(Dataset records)
"""

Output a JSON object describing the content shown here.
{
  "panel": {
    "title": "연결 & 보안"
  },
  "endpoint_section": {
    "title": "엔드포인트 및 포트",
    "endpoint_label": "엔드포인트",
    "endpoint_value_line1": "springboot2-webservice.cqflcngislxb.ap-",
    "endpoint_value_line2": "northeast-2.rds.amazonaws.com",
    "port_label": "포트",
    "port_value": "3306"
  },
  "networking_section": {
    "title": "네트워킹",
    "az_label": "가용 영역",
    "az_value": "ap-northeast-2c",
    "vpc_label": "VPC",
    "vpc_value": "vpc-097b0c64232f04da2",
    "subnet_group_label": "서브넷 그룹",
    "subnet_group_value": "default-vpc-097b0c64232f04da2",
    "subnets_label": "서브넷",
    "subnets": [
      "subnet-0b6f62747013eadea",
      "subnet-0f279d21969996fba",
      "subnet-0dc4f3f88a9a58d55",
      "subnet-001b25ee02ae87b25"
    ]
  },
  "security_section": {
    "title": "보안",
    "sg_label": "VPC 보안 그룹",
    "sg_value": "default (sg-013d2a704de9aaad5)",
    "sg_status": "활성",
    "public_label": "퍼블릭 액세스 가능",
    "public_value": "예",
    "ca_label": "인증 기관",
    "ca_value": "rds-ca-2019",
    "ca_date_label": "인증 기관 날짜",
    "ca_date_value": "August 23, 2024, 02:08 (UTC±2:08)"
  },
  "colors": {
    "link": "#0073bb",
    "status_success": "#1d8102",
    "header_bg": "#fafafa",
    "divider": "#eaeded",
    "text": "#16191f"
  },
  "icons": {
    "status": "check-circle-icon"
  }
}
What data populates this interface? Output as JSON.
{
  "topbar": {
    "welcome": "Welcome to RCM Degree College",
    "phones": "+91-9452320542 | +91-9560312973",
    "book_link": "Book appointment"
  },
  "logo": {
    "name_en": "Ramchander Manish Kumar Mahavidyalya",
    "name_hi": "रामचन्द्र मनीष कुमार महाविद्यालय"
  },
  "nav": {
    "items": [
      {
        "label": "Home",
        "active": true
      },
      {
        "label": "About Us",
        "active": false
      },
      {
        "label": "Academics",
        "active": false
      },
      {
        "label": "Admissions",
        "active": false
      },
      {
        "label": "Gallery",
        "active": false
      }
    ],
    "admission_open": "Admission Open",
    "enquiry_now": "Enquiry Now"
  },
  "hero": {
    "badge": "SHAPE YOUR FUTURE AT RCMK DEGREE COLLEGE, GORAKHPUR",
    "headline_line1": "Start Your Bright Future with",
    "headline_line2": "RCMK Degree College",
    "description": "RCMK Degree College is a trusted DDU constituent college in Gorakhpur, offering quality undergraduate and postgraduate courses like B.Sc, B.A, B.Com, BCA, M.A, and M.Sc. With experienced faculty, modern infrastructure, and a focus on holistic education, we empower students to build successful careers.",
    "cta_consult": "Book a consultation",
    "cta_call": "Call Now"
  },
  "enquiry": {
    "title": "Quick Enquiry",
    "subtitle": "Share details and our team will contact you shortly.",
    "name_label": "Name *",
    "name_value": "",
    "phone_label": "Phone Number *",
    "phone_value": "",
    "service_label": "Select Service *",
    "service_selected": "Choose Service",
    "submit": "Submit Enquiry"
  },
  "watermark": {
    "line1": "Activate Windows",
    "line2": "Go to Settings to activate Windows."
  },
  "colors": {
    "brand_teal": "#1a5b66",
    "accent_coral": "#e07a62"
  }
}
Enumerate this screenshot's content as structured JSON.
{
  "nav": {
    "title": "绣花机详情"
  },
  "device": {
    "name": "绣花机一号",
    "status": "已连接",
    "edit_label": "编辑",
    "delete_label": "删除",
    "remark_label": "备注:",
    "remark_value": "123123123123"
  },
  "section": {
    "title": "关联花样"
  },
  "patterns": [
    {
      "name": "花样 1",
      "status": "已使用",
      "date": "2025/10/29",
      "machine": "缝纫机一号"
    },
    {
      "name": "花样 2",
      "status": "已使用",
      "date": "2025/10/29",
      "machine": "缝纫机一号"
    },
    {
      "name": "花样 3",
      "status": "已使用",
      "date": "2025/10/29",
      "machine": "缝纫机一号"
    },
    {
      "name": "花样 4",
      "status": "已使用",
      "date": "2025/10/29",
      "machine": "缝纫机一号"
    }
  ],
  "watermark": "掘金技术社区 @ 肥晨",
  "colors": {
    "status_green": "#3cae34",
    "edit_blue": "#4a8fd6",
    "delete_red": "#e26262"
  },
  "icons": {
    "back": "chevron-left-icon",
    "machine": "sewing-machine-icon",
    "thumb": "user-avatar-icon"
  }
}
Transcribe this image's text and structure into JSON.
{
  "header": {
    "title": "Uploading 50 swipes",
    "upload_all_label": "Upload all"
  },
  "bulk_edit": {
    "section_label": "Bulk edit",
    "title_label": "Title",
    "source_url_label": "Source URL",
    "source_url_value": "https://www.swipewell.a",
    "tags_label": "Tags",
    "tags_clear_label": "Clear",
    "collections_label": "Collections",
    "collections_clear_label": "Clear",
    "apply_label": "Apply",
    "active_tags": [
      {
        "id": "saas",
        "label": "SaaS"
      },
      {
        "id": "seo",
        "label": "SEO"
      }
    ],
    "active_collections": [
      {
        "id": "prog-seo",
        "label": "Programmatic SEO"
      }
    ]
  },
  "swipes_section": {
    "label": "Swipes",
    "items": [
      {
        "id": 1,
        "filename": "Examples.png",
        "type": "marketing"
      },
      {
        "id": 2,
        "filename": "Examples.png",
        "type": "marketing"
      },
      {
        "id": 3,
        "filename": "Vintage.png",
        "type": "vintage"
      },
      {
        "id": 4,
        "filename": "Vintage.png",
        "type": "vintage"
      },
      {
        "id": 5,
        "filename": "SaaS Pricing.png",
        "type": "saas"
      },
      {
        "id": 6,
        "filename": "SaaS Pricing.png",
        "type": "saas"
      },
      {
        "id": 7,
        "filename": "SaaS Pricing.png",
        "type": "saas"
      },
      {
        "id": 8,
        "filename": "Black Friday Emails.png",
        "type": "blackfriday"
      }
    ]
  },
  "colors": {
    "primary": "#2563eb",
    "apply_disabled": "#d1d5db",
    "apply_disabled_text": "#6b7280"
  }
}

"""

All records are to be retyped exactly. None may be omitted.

Output a JSON object describing the content shown here.
{
  "panel": {
    "title": "연결 & 보안"
  },
  "endpoint_section": {
    "title": "엔드포인트 및 포트",
    "endpoint_label": "엔드포인트",
    "endpoint_value_line1": "springboot2-webservice.cqflcngislxb.ap-",
    "endpoint_value_line2": "northeast-2.rds.amazonaws.com",
    "port_label": "포트",
    "port_value": "3306"
  },
  "networking_section": {
    "title": "네트워킹",
    "az_label": "가용 영역",
    "az_value": "ap-northeast-2c",
    "vpc_label": "VPC",
    "vpc_value": "vpc-097b0c64232f04da2",
    "subnet_group_label": "서브넷 그룹",
    "subnet_group_value": "default-vpc-097b0c64232f04da2",
    "subnets_label": "서브넷",
    "subnets": [
      "subnet-0b6f62747013eadea",
      "subnet-0f279d21969996fba",
      "subnet-0dc4f3f88a9a58d55",
      "subnet-001b25ee02ae87b25"
    ]
  },
  "security_section": {
    "title": "보안",
    "sg_label": "VPC 보안 그룹",
    "sg_value": "default (sg-013d2a704de9aaad5)",
    "sg_status": "활성",
    "public_label": "퍼블릭 액세스 가능",
    "public_value": "예",
    "ca_label": "인증 기관",
    "ca_value": "rds-ca-2019",
    "ca_date_label": "인증 기관 날짜",
    "ca_date_value": "August 23, 2024, 02:08 (UTC±2:08)"
  },
  "colors": {
    "link": "#0073bb",
    "status_success": "#1d8102",
    "header_bg": "#fafafa",
    "divider": "#eaeded",
    "text": "#16191f"
  },
  "icons": {
    "status": "check-circle-icon"
  }
}
What data populates this interface? Output as JSON.
{
  "topbar": {
    "welcome": "Welcome to RCM Degree College",
    "phones": "+91-9452320542 | +91-9560312973",
    "book_link": "Book appointment"
  },
  "logo": {
    "name_en": "Ramchander Manish Kumar Mahavidyalya",
    "name_hi": "रामचन्द्र मनीष कुमार महाविद्यालय"
  },
  "nav": {
    "items": [
      {
        "label": "Home",
        "active": true
      },
      {
        "label": "About Us",
        "active": false
      },
      {
        "label": "Academics",
        "active": false
      },
      {
        "label": "Admissions",
        "active": false
      },
      {
        "label": "Gallery",
        "active": false
      }
    ],
    "admission_open": "Admission Open",
    "enquiry_now": "Enquiry Now"
  },
  "hero": {
    "badge": "SHAPE YOUR FUTURE AT RCMK DEGREE COLLEGE, GORAKHPUR",
    "headline_line1": "Start Your Bright Future with",
    "headline_line2": "RCMK Degree College",
    "description": "RCMK Degree College is a trusted DDU constituent college in Gorakhpur, offering quality undergraduate and postgraduate courses like B.Sc, B.A, B.Com, BCA, M.A, and M.Sc. With experienced faculty, modern infrastructure, and a focus on holistic education, we empower students to build successful careers.",
    "cta_consult": "Book a consultation",
    "cta_call": "Call Now"
  },
  "enquiry": {
    "title": "Quick Enquiry",
    "subtitle": "Share details and our team will contact you shortly.",
    "name_label": "Name *",
    "name_value": "",
    "phone_label": "Phone Number *",
    "phone_value": "",
    "service_label": "Select Service *",
    "service_selected": "Choose Service",
    "submit": "Submit Enquiry"
  },
  "watermark": {
    "line1": "Activate Windows",
    "line2": "Go to Settings to activate Windows."
  },
  "colors": {
    "brand_teal": "#1a5b66",
    "accent_coral": "#e07a62"
  }
}
Enumerate this screenshot's content as structured JSON.
{
  "nav": {
    "title": "绣花机详情"
  },
  "device": {
    "name": "绣花机一号",
    "status": "已连接",
    "edit_label": "编辑",
    "delete_label": "删除",
    "remark_label": "备注:",
    "remark_value": "123123123123"
  },
  "section": {
    "title": "关联花样"
  },
  "patterns": [
    {
      "name": "花样 1",
      "status": "已使用",
      "date": "2025/10/29",
      "machine": "缝纫机一号"
    },
    {
      "name": "花样 2",
      "status": "已使用",
      "date": "2025/10/29",
      "machine": "缝纫机一号"
    },
    {
      "name": "花样 3",
      "status": "已使用",
      "date": "2025/10/29",
      "machine": "缝纫机一号"
    },
    {
      "name": "花样 4",
      "status": "已使用",
      "date": "2025/10/29",
      "machine": "缝纫机一号"
    }
  ],
  "watermark": "掘金技术社区 @ 肥晨",
  "colors": {
    "status_green": "#3cae34",
    "edit_blue": "#4a8fd6",
    "delete_red": "#e26262"
  },
  "icons": {
    "back": "chevron-left-icon",
    "machine": "sewing-machine-icon",
    "thumb": "user-avatar-icon"
  }
}
Transcribe this image's text and structure into JSON.
{
  "header": {
    "title": "Uploading 50 swipes",
    "upload_all_label": "Upload all"
  },
  "bulk_edit": {
    "section_label": "Bulk edit",
    "title_label": "Title",
    "source_url_label": "Source URL",
    "source_url_value": "https://www.swipewell.a",
    "tags_label": "Tags",
    "tags_clear_label": "Clear",
    "collections_label": "Collections",
    "collections_clear_label": "Clear",
    "apply_label": "Apply",
    "active_tags": [
      {
        "id": "saas",
        "label": "SaaS"
      },
      {
        "id": "seo",
        "label": "SEO"
      }
    ],
    "active_collections": [
      {
        "id": "prog-seo",
        "label": "Programmatic SEO"
      }
    ]
  },
  "swipes_section": {
    "label": "Swipes",
    "items": [
      {
        "id": 1,
        "filename": "Examples.png",
        "type": "marketing"
      },
      {
        "id": 2,
        "filename": "Examples.png",
        "type": "marketing"
      },
      {
        "id": 3,
        "filename": "Vintage.png",
        "type": "vintage"
      },
      {
        "id": 4,
        "filename": "Vintage.png",
        "type": "vintage"
      },
      {
        "id": 5,
        "filename": "SaaS Pricing.png",
        "type": "saas"
      },
      {
        "id": 6,
        "filename": "SaaS Pricing.png",
        "type": "saas"
      },
      {
        "id": 7,
        "filename": "SaaS Pricing.png",
        "type": "saas"
      },
      {
        "id": 8,
        "filename": "Black Friday Emails.png",
        "type": "blackfriday"
      }
    ]
  },
  "colors": {
    "primary": "#2563eb",
    "apply_disabled": "#d1d5db",
    "apply_disabled_text": "#6b7280"
  }
}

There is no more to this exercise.